usage: wp gf entry list <form-id> [--status=<status>] [--format=<format>] [--page_size=<page_size>] [--offset=<offset>]
Entries can be viewed by using the entry get subcommand as follows:
wp gf entry get 282
usage: wp gf entry get <entry-id> [--format=<format>] [--raw]
Note that the raw switch will return the entire entry object which is useful if you need the entire entry object in JSON format.
Duplicating entries can be really useful when you need to perform volume testing or if you need to populate sample data for a demo. The “entry duplicate” subcommand will duplicate an entry as many times as you like.
wp gf entry duplicate 275
usage: wp gf entry duplicate <entry-id> [--count=<count>]
You can also create new entries from the command line using the wp gf entry create subcommand. The following command will create a a new entry for the “Support Form” we created above which current has only one field.
wp gf entry create 25 --field_1=Steve
usage: wp gf entry create [<entry-json>] [<form-id>] [--<field>=<value>]
Deleting entries works the same way as the browser-based UI. Delete it once and it’s trashed, delete it again and it’s deleted permanently.
wp gf entry delete 277
usage: wp gf entry delete <entry-id>... [--force]
The –force flag will force the entry to be deleted permanently instead of being moved to the trash.
You can specify multiple entry IDs by separating them with spaces.
wp gf entry delete 279 280 281
Entry Export & Import
The core Gravity Forms plugin currently supports entry export in CSV format only and importing entries is not currently supported. The generated file is useful for creating human readable reports but you’ll need GravityView’s Gravity Forms Entry Importer to import the entry data.
The wp gf entry export command allows you to export entries in both CSV and JSON formats. The default format is CSV so we need to specify the JSON format like this:
wp gf entry export 23 --format=json
You can then use the wp gf entry import command to import the entries on the same or different site.
wp gf entry import file-name.json
The following 37 second video demonstrates the main commands available for entry management
Using the Built-in Help
You don’t need to bookmark this post. Any time you need to check the available commands or their usage you can use the built-in usage help. For example:
wp help gf
wp help gf form
wp help gf form list
— — porcelain
The commands above have focused on command line usage so the response from the CLI has always been a friendly message. However, the friendly message is not much use if we need to use the response as the input for a new command or for another process that will read the output of a script. This is where the porcelain flag comes in. The porcelain flag will ensure that the output contains purely the output of the command without any friendly messages.
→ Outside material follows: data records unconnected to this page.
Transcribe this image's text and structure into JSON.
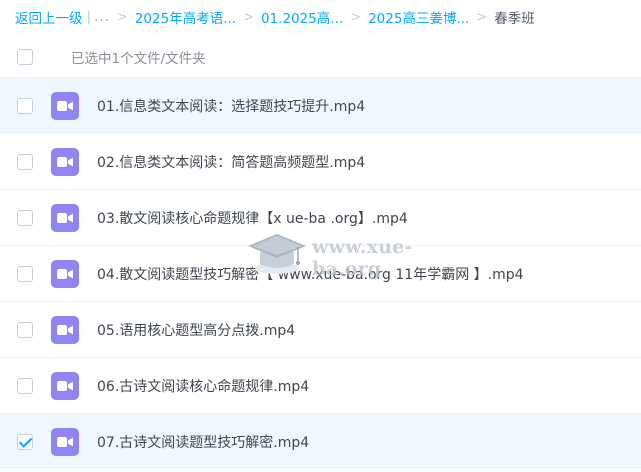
{
  "breadcrumb": {
    "back_label": "返回上一级",
    "separator": "|",
    "more_label": "...",
    "arrow": ">",
    "items": [
      "2025年高考语...",
      "01.2025高...",
      "2025高三姜博..."
    ],
    "current": "春季班"
  },
  "selection": {
    "status_text": "已选中1个文件/文件夹"
  },
  "files": [
    {
      "name": "01.信息类文本阅读：选择题技巧提升.mp4",
      "checked": false
    },
    {
      "name": "02.信息类文本阅读：简答题高频题型.mp4",
      "checked": false
    },
    {
      "name": "03.散文阅读核心命题规律【x ue-ba .org】.mp4",
      "checked": false
    },
    {
      "name": "04.散文阅读题型技巧解密【 www.xue-ba.org 11年学霸网 】.mp4",
      "checked": false
    },
    {
      "name": "05.语用核心题型高分点拨.mp4",
      "checked": false
    },
    {
      "name": "06.古诗文阅读核心命题规律.mp4",
      "checked": false
    },
    {
      "name": "07.古诗文阅读题型技巧解密.mp4",
      "checked": true
    }
  ],
  "watermark": {
    "text": "www.xue-ba.org"
  },
  "colors": {
    "link": "#06a7ff",
    "video_icon": "#8f86f3",
    "row_highlight": "#f0f8ff"
  }
}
wp gf form create "Support Form" --porcelain
— — format=<format>
By default, the output format for the list commands is “table”. However, sometimes we need the command to output the list in a different format so we can reuse it in another command or process. The following options are available: table, json, ids, csv, count
Using the output in another command
Now we know how to the output in a useful format, we can combine two Gravity Forms CLI commands by using the output of one command as the input of another. This is achieved by the standard [command] $([command]) notation.
For example the following command will empty the trash for form 25:
wp gf entry delete $(wp gf entry list 25 --status=trash --format=ids)
(Note: You may find you need to use the page_size argument to return all the entries)
The following example duplicates entry 276 by using the raw JSON output from the entry get command as the input for the wp gf entry create command:
wp gf entry create "$(wp gf entry get 276 --raw --format=json)"
If you see an issue that needs fixing or if you’d like to submit a pull request, head over to the GitHub repository:
The Gravity Forms CLI gives system administrators and developers powerful tools they need to manage Gravity Forms installations from bash scripts and without leaving the command line. It’s a very fast way to manage forms and entries and it allows advanced users to achieve things that are currently not possible with the Gravity Forms core plugin.
If you’ve found the Gravity Forms CLI useful, I’d love to hear from you. Please leave a comment describing how you’ve used it.